The former head of a major Vietnamese bank has been sentenced to death for his role in a fraud case involving millions of dollars of illegal loans.
Nguyen Xuan Son, who served as general director of OceanBank, was convicted of embezzlement, abuse of power and economic mismanagement.
Dozens of former employees also received lengthy prison sentences in the major corruption trial.
Nguyen Xuan Son's lawyer told Reuters he would appeal the verdict.
OceanBank is partially-state owned, so Son's crime of mishandling state money was thought to be particularly serious. After leaving the bank, he rose to be head of state oil giant PetroVietnam.
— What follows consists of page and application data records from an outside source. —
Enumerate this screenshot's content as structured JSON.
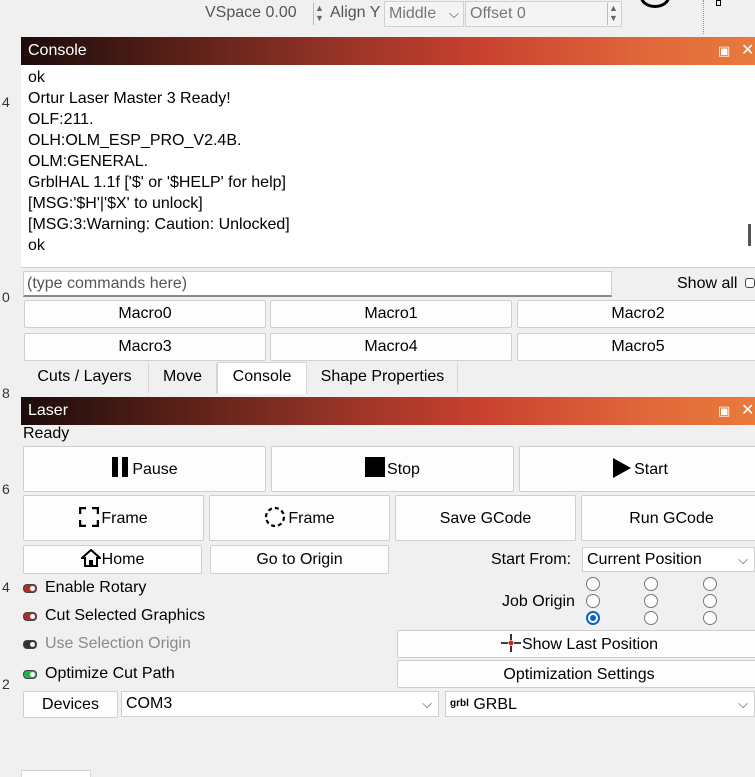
{
  "toolbar": {
    "vspace_label": "VSpace 0.00",
    "align_y_label": "Align Y",
    "align_y_value": "Middle",
    "offset_label": "Offset 0"
  },
  "ruler": {
    "marks": [
      "4",
      "0",
      "8",
      "6",
      "4",
      "2"
    ]
  },
  "console_panel": {
    "title": "Console",
    "lines": [
      "ok",
      "Ortur Laser Master 3 Ready!",
      "OLF:211.",
      "OLH:OLM_ESP_PRO_V2.4B.",
      "OLM:GENERAL.",
      "GrblHAL 1.1f ['$' or '$HELP' for help]",
      "[MSG:'$H'|'$X' to unlock]",
      "[MSG:3:Warning: Caution: Unlocked]",
      "ok"
    ],
    "input_placeholder": "(type commands here)",
    "show_all_label": "Show all",
    "macros": [
      "Macro0",
      "Macro1",
      "Macro2",
      "Macro3",
      "Macro4",
      "Macro5"
    ]
  },
  "tabs": [
    {
      "label": "Cuts / Layers",
      "active": false
    },
    {
      "label": "Move",
      "active": false
    },
    {
      "label": "Console",
      "active": true
    },
    {
      "label": "Shape Properties",
      "active": false
    }
  ],
  "laser_panel": {
    "title": "Laser",
    "status": "Ready",
    "pause_label": "Pause",
    "stop_label": "Stop",
    "start_label": "Start",
    "frame_rect_label": "Frame",
    "frame_circle_label": "Frame",
    "save_gcode_label": "Save GCode",
    "run_gcode_label": "Run GCode",
    "home_label": "Home",
    "go_to_origin_label": "Go to Origin",
    "start_from_label": "Start From:",
    "start_from_value": "Current Position",
    "job_origin_label": "Job Origin",
    "job_origin_selected": "bottom-left",
    "options": [
      {
        "label": "Enable Rotary",
        "led": "red",
        "enabled": true
      },
      {
        "label": "Cut Selected Graphics",
        "led": "red",
        "enabled": true
      },
      {
        "label": "Use Selection Origin",
        "led": "dark",
        "enabled": false
      },
      {
        "label": "Optimize Cut Path",
        "led": "green",
        "enabled": true
      }
    ],
    "show_last_position_label": "Show Last Position",
    "optimization_settings_label": "Optimization Settings",
    "devices_label": "Devices",
    "port_value": "COM3",
    "device_icon_text": "grbl",
    "device_value": "GRBL"
  },
  "colors": {
    "led_red": "#b22a2a",
    "led_green": "#22b14c",
    "led_dark": "#333333",
    "radio_selected": "#0a64c8"
  }
}
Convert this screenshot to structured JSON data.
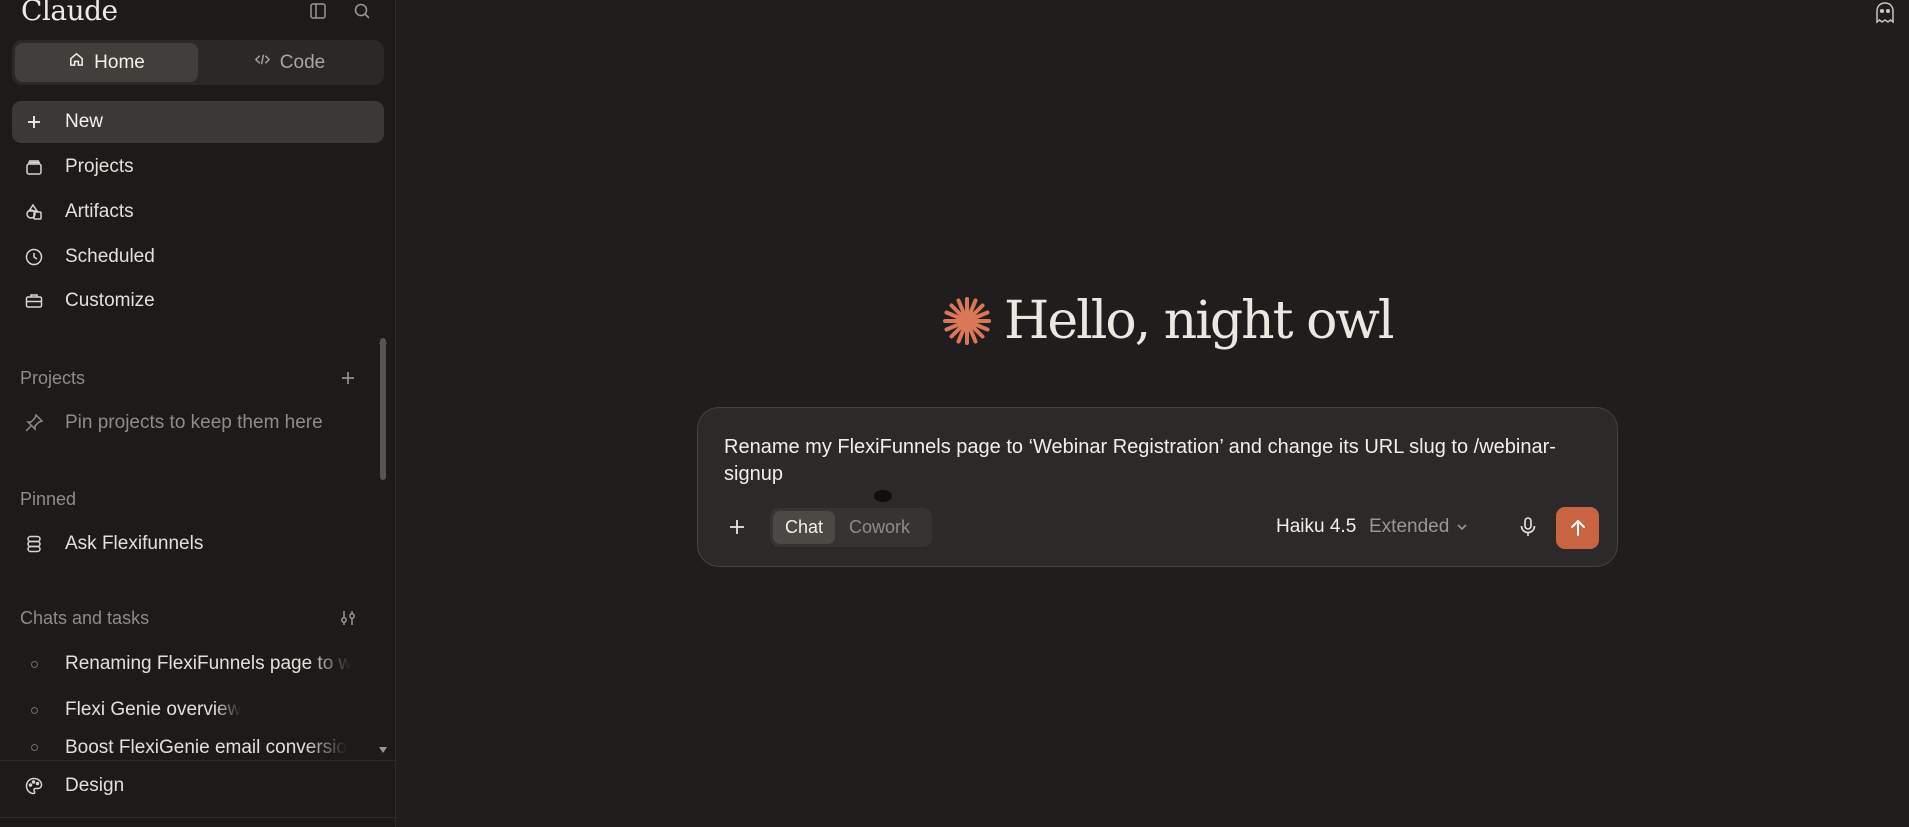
{
  "sidebar": {
    "brand": "Claude",
    "tabs": [
      {
        "label": "Home",
        "icon": "home-icon",
        "active": true
      },
      {
        "label": "Code",
        "icon": "code-icon",
        "active": false
      }
    ],
    "nav": [
      {
        "label": "New",
        "icon": "plus-icon",
        "active": true
      },
      {
        "label": "Projects",
        "icon": "projects-icon"
      },
      {
        "label": "Artifacts",
        "icon": "artifacts-icon"
      },
      {
        "label": "Scheduled",
        "icon": "clock-icon"
      },
      {
        "label": "Customize",
        "icon": "briefcase-icon"
      }
    ],
    "projects_section": {
      "title": "Projects",
      "placeholder": "Pin projects to keep them here"
    },
    "pinned_section": {
      "title": "Pinned",
      "items": [
        {
          "label": "Ask Flexifunnels",
          "icon": "stack-icon"
        }
      ]
    },
    "chats_section": {
      "title": "Chats and tasks",
      "items": [
        {
          "label": "Renaming FlexiFunnels page to w"
        },
        {
          "label": "Flexi Genie overview"
        },
        {
          "label": "Boost FlexiGenie email conversio"
        }
      ]
    },
    "bottom_item": {
      "label": "Design",
      "icon": "palette-icon"
    }
  },
  "main": {
    "greeting": "Hello, night owl",
    "composer": {
      "prompt": "Rename my FlexiFunnels page to ‘Webinar Registration’ and change its URL slug to /webinar-signup",
      "modes": [
        {
          "label": "Chat",
          "active": true
        },
        {
          "label": "Cowork",
          "active": false
        }
      ],
      "model_name": "Haiku 4.5",
      "model_mode": "Extended"
    }
  },
  "colors": {
    "background": "#1f1e1d",
    "sidebar": "#1c1b1a",
    "accent": "#c96442",
    "composer": "#2b2a28"
  }
}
Vietnam is one of the world's biggest executioners, according to Amnesty International, but this is believed to be the first time in years that the death penalty has been given to such a high-flying former official.
Earlier in the day, the bank's ex-chairman Ha Van Tham, once one of the richest people in Vietnam, was jailed for life on the same charges, and for violating lending rules.
Judge Truong Viet Toan said: "Tham and Son's behaviour is very serious, infringing on the management of state assets and causing public grievances, which requires strict punishment."
In total, 51 officials and bankers stood trial, accused of mismanagement leading to losses of $69m (£50m).
The case comes amid a massive anti-corruption crackdown in Vietnam, which is ranked as one of the most corrupt countries in Asia. It is ranked 113th out of 176 countries on
Transparency International's corruption perceptions index.
The government has vowed to tackle the issue in order to boost the country's economic growth. In May, a top Vietnamese official was sacked for "serious violations" while running PetroVietnam.
But analysts say that the blitz, while tackling corruption, has also mainly targeted opponents of Communist Party chief Nguyen Phu Trong.